Tuesday, 9 November 2010

Life's a Beach!

View of Rio's Sugar Loaf and Christ Statue from Praia do Imbui, Niteroi
"É a minha praia" literally means "it's my beach".  Figuratively, it means "that's just my cup of tea" which says something about the importance of tea and beaches to Anglo and Brazilian cultures respectively.  Anyway, language lesson over...

You know when you are roasting something in a hot oven, and you open the door and stick your head in too far by mistake and totally sear your eyeballs?  That's pretty much what the arrival of summer is like in Rio.  It hasn't happened yet, but that oven door is ajar and about to swing open any second.

At the weekend, for the first time this year, I had to put the air conditioning on in the TV room, which reminded me that our ancient air conditioning units are making a terrible noise and costing a fortune.  God, why didn't you grant me the wisdom to do something about that during the cold months?  Now I've almost left it too late -  apparently by early December all fans and air conditioning units in the city have sold out.

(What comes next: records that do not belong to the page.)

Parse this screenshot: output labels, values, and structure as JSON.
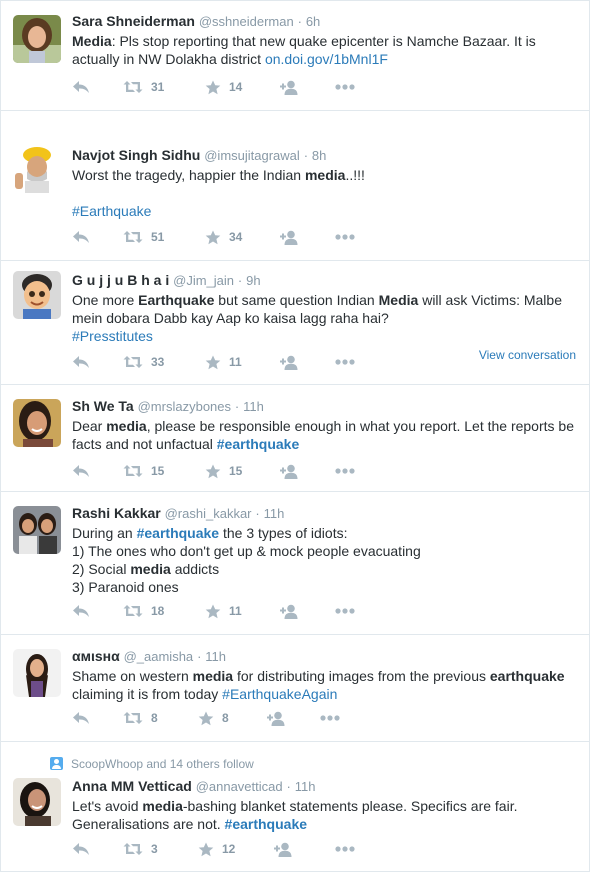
{
  "tweets": [
    {
      "fullname": "Sara Shneiderman",
      "username": "@sshneiderman",
      "time": "6h",
      "avatar": "woman-curly-hair-avatar",
      "text": [
        {
          "t": "Media",
          "style": "bold"
        },
        {
          "t": ": Pls stop reporting that new quake epicenter is Namche Bazaar. It is actually in NW Dolakha district "
        },
        {
          "t": "on.doi.gov/1bMnl1F",
          "style": "link"
        }
      ],
      "retweets": "31",
      "favorites": "14"
    },
    {
      "fullname": "Navjot Singh Sidhu",
      "username": "@imsujitagrawal",
      "time": "8h",
      "avatar": "man-turban-avatar",
      "text": [
        {
          "t": "Worst the tragedy, happier the Indian "
        },
        {
          "t": "media",
          "style": "bold"
        },
        {
          "t": "..!!!"
        },
        {
          "t": "\n\n",
          "style": "break"
        },
        {
          "t": "#Earthquake",
          "style": "tag"
        }
      ],
      "retweets": "51",
      "favorites": "34"
    },
    {
      "fullname": "G u j j u B h a i",
      "username": "@Jim_jain",
      "time": "9h",
      "avatar": "cartoon-boy-avatar",
      "text": [
        {
          "t": "One more "
        },
        {
          "t": "Earthquake",
          "style": "bold"
        },
        {
          "t": " but same question Indian "
        },
        {
          "t": "Media",
          "style": "bold"
        },
        {
          "t": " will ask Victims: Malbe mein dobara Dabb kay Aap ko kaisa lagg raha hai?"
        },
        {
          "t": "\n",
          "style": "break"
        },
        {
          "t": "#Presstitutes",
          "style": "tag"
        }
      ],
      "retweets": "33",
      "favorites": "11",
      "view_conversation": "View conversation"
    },
    {
      "fullname": "Sh We Ta",
      "username": "@mrslazybones",
      "time": "11h",
      "avatar": "woman-smiling-avatar",
      "text": [
        {
          "t": "Dear "
        },
        {
          "t": "media",
          "style": "bold"
        },
        {
          "t": ", please be responsible enough in what you report. Let the reports be facts and not unfactual "
        },
        {
          "t": "#earthquake",
          "style": "tagbold"
        }
      ],
      "retweets": "15",
      "favorites": "15"
    },
    {
      "fullname": "Rashi Kakkar",
      "username": "@rashi_kakkar",
      "time": "11h",
      "avatar": "two-women-avatar",
      "text": [
        {
          "t": "During an "
        },
        {
          "t": "#earthquake",
          "style": "tagbold"
        },
        {
          "t": " the 3 types of idiots:"
        },
        {
          "t": "\n",
          "style": "break"
        },
        {
          "t": "1) The ones who don't get up & mock people evacuating"
        },
        {
          "t": "\n",
          "style": "break"
        },
        {
          "t": "2) Social "
        },
        {
          "t": "media",
          "style": "bold"
        },
        {
          "t": " addicts"
        },
        {
          "t": "\n",
          "style": "break"
        },
        {
          "t": "3) Paranoid ones"
        }
      ],
      "retweets": "18",
      "favorites": "11"
    },
    {
      "fullname": "αмιѕнα",
      "username": "@_aamisha",
      "time": "11h",
      "avatar": "woman-long-hair-avatar",
      "text": [
        {
          "t": "Shame on western "
        },
        {
          "t": "media",
          "style": "bold"
        },
        {
          "t": " for distributing images from the previous "
        },
        {
          "t": "earthquake",
          "style": "bold"
        },
        {
          "t": " claiming it is from today "
        },
        {
          "t": "#EarthquakeAgain",
          "style": "tag"
        }
      ],
      "retweets": "8",
      "favorites": "8"
    },
    {
      "context": "ScoopWhoop and 14 others follow",
      "fullname": "Anna MM Vetticad",
      "username": "@annavetticad",
      "time": "11h",
      "avatar": "woman-dark-hair-avatar",
      "text": [
        {
          "t": "Let's avoid "
        },
        {
          "t": "media",
          "style": "bold"
        },
        {
          "t": "-bashing blanket statements please. Specifics are fair. Generalisations are not. "
        },
        {
          "t": "#earthquake",
          "style": "tagbold"
        }
      ],
      "retweets": "3",
      "favorites": "12"
    }
  ],
  "colors": {
    "name": "#292f33",
    "meta": "#8899a6",
    "link": "#2b7bb9",
    "divider": "#e1e8ed",
    "icon": "#aab8c2"
  },
  "separator": "·"
}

Anyway, the good news is that beach season has come around again, and this year I've got the routine down.  In an uncharacteristically anal-retentive moment, I cleared out a whole cupboard of random junk, dedicated it to beach paraphernalia and stuck a beach checklist on the inside of the door.   No more running this way and that for suncream, sunhats and snorkels.  Now I just take huge bag, throw it all in and I'm ready in ten seconds.

The only tricky thing is deciding which beach to go to...
"Which beach shall we go to darling?"
"Oh I don't know.  Life is so shitty."  
"Let's have a cuppa shall we, while we decide"

There are all sorts of factors that influence this decision.  Of course, safety-conscious Mr Becoming is all about the water quality.  He usually consults the environmental agency's map with its colour-coded classifications and their weekly water-quality bulletin.  INEA also offers general words of wisdom including "Don't swim in the sea 24 hours after rain because all the shit is flushed out of the city into the sea." (Bodes well for the rainy season then) and " Don't bathe on any beaches with rivers or canals" (That's Leblon and Ipanema out then)  and "Don't swim when the water is black" (I think I could figure that one out for myself, but it rules out our local sewer beach, Flamengo, which is within the polluted bay.).

If we stay on the city beaches, we usually end up on Praia Vermelha, with its demerara sand and view of the Sugar-Loaf, or Leme, because they have little paddling pools filled with 'fresh' water for the kids (although last time the fresh water smelled like something had freshly died in it.).  More often than not, though, we do the very un-done thing and head across the bridge to Niteroi, the neighbouring city that Carioca's scornfully say only has one thing going for it - the view (of Rio).

Mr Becoming did a hostile environment training at a military base over there (killing chickens with his bare hands and stuff.  He might be safe but oh he's deadly!) and he managed to wangle a pass to a great Ocean-side beach, Imbui, within the fort complex.  The coastline in Brazil belongs to the Navy, which means that there isn't really any such thing as a private beach here, but to get to this one you have to go past a million armed soldiers at various checkpoints.  I'd love to see someone try and assert their public access rights.

This beach is worth the 30 minute drive past the docks, over the bay and through the centre of Niteroi. A beautiful curl of fine white sand surrounded by forest and huge rocks that protect the shallow waters and make it the perfect place for young kids.  There are usually only a few other families on the beach, and the view across the mouth of the bay, of the backside of the Sugar-Loaf and the Corcovado is breathtaking.   It's very simple. There are no vendors of half-melted ice-lollies or jewelry or sarongs or fizzy drinks, no-one renting out chairs or parasols, just us and our buckets and spades, the sun, the sand and the open sea.   To me it is the absolute definition of "minha praia" and absolutely my cup of tea.


  1. I have lived during some years in Niteroi thus I can say I know all the beaches there (Itacoatiara being my fave). You are so lucky to access Imbui !

  2. Ahhhh.... Imbuí.... (did you get my "list" of CDs?)

  3. Well, I'm convinced our husbands would be best friends. I thought I had married the only Brazilian who refuses to touch the water on Ipanema.

    My husband's constant stories about the beaches of his childhood compared with their state today, have me convinced that my toes will rot off before my eyes if I stake a swim at Copacabana.

    I also read your post about security tips from your husband, and my husband thinks exactly the same way. (Seriously, they would be best friends.) Does your husband also approach getting into the car at night like a special ops mission? Mine goes all 007 on me checking for tails.

  4. @Brynn Ha Brynn, Yes, you have him down to a tee. In his dreams my husband is Jack Bauer. It's very exhausting...should we start a support group? ;)